> SOURCE MATERIAL:
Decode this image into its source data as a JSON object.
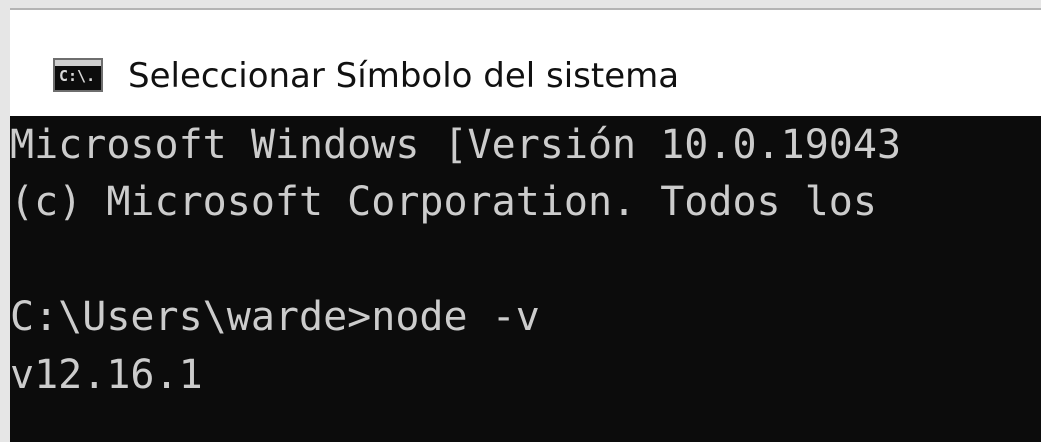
{
  "window": {
    "title": "Seleccionar Símbolo del sistema",
    "icon": "cmd-icon",
    "icon_glyph": "C:\\."
  },
  "console": {
    "lines": [
      "Microsoft Windows [Versión 10.0.19043",
      "(c) Microsoft Corporation. Todos los",
      "",
      "C:\\Users\\warde>node -v",
      "v12.16.1"
    ]
  },
  "colors": {
    "console_bg": "#0c0c0c",
    "console_text": "#cccccc",
    "titlebar_bg": "#ffffff"
  }
}
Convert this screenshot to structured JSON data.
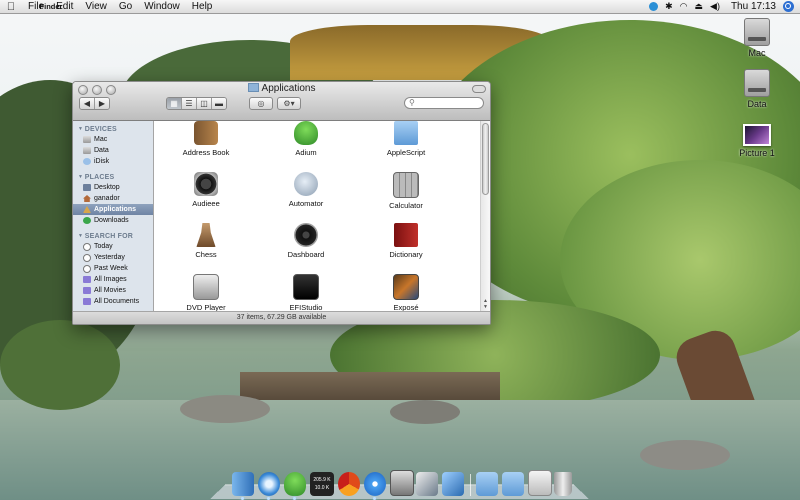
{
  "menubar": {
    "apple_icon": "apple-icon",
    "app_name": "Finder",
    "menus": [
      "File",
      "Edit",
      "View",
      "Go",
      "Window",
      "Help"
    ],
    "status_icons": [
      "skype-icon",
      "bluetooth-icon",
      "wifi-icon",
      "eject-icon",
      "volume-icon"
    ],
    "clock": "Thu 17:13",
    "spotlight_icon": "spotlight-icon"
  },
  "desktop_icons": [
    {
      "label": "Mac",
      "icon": "hard-drive-icon"
    },
    {
      "label": "Data",
      "icon": "hard-drive-icon"
    },
    {
      "label": "Picture 1",
      "icon": "picture-icon"
    }
  ],
  "window": {
    "title": "Applications",
    "search_placeholder": "",
    "view_buttons": [
      "icon-view",
      "list-view",
      "column-view",
      "coverflow-view"
    ],
    "active_view": "icon-view",
    "sidebar": {
      "sections": [
        {
          "heading": "DEVICES",
          "items": [
            {
              "label": "Mac",
              "icon": "hard-drive-icon"
            },
            {
              "label": "Data",
              "icon": "hard-drive-icon"
            },
            {
              "label": "iDisk",
              "icon": "idisk-icon"
            }
          ]
        },
        {
          "heading": "PLACES",
          "items": [
            {
              "label": "Desktop",
              "icon": "desktop-icon"
            },
            {
              "label": "ganador",
              "icon": "home-icon"
            },
            {
              "label": "Applications",
              "icon": "applications-icon",
              "selected": true
            },
            {
              "label": "Downloads",
              "icon": "downloads-icon"
            }
          ]
        },
        {
          "heading": "SEARCH FOR",
          "items": [
            {
              "label": "Today",
              "icon": "clock-icon"
            },
            {
              "label": "Yesterday",
              "icon": "clock-icon"
            },
            {
              "label": "Past Week",
              "icon": "clock-icon"
            },
            {
              "label": "All Images",
              "icon": "smart-folder-icon"
            },
            {
              "label": "All Movies",
              "icon": "smart-folder-icon"
            },
            {
              "label": "All Documents",
              "icon": "smart-folder-icon"
            }
          ]
        }
      ]
    },
    "apps": [
      {
        "label": "Address Book",
        "icon": "address-book-icon"
      },
      {
        "label": "Adium",
        "icon": "adium-icon"
      },
      {
        "label": "AppleScript",
        "icon": "folder-icon"
      },
      {
        "label": "Audieee",
        "icon": "audieee-icon"
      },
      {
        "label": "Automator",
        "icon": "automator-icon"
      },
      {
        "label": "Calculator",
        "icon": "calculator-icon"
      },
      {
        "label": "Chess",
        "icon": "chess-icon"
      },
      {
        "label": "Dashboard",
        "icon": "dashboard-icon"
      },
      {
        "label": "Dictionary",
        "icon": "dictionary-icon"
      },
      {
        "label": "DVD Player",
        "icon": "dvd-player-icon"
      },
      {
        "label": "EFIStudio",
        "icon": "efistudio-icon"
      },
      {
        "label": "Exposé",
        "icon": "expose-icon"
      }
    ],
    "status": "37 items, 67.29 GB available"
  },
  "dock": {
    "items": [
      {
        "name": "finder-dock-icon",
        "running": true
      },
      {
        "name": "safari-dock-icon",
        "running": true
      },
      {
        "name": "adium-dock-icon",
        "running": true
      },
      {
        "name": "istat-dock-icon",
        "running": false,
        "text_top": "205.9 K",
        "text_bottom": "10.0 K"
      },
      {
        "name": "crossover-dock-icon",
        "running": false
      },
      {
        "name": "itunes-dock-icon",
        "running": true
      },
      {
        "name": "photo-booth-dock-icon",
        "running": false
      },
      {
        "name": "utilities-dock-icon",
        "running": false
      },
      {
        "name": "preview-dock-icon",
        "running": false
      },
      {
        "name": "applications-stack-icon",
        "running": false
      },
      {
        "name": "documents-stack-icon",
        "running": false
      },
      {
        "name": "downloads-stack-icon",
        "running": false
      },
      {
        "name": "trash-dock-icon",
        "running": false
      }
    ]
  },
  "colors": {
    "sidebar_bg": "#dde4ec",
    "selection": "#7a8fad",
    "folder_blue": "#7fb0e0"
  }
}
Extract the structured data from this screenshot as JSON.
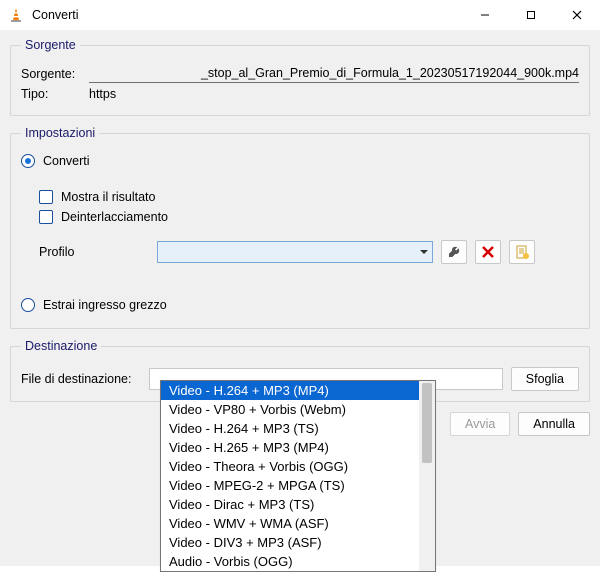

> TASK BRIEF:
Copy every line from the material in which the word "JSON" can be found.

> RESPONSE:
Decode this image into its source data as a JSON object.
Convert this screenshot to structured JSON data.
Extract the structured data from this screenshot as JSON.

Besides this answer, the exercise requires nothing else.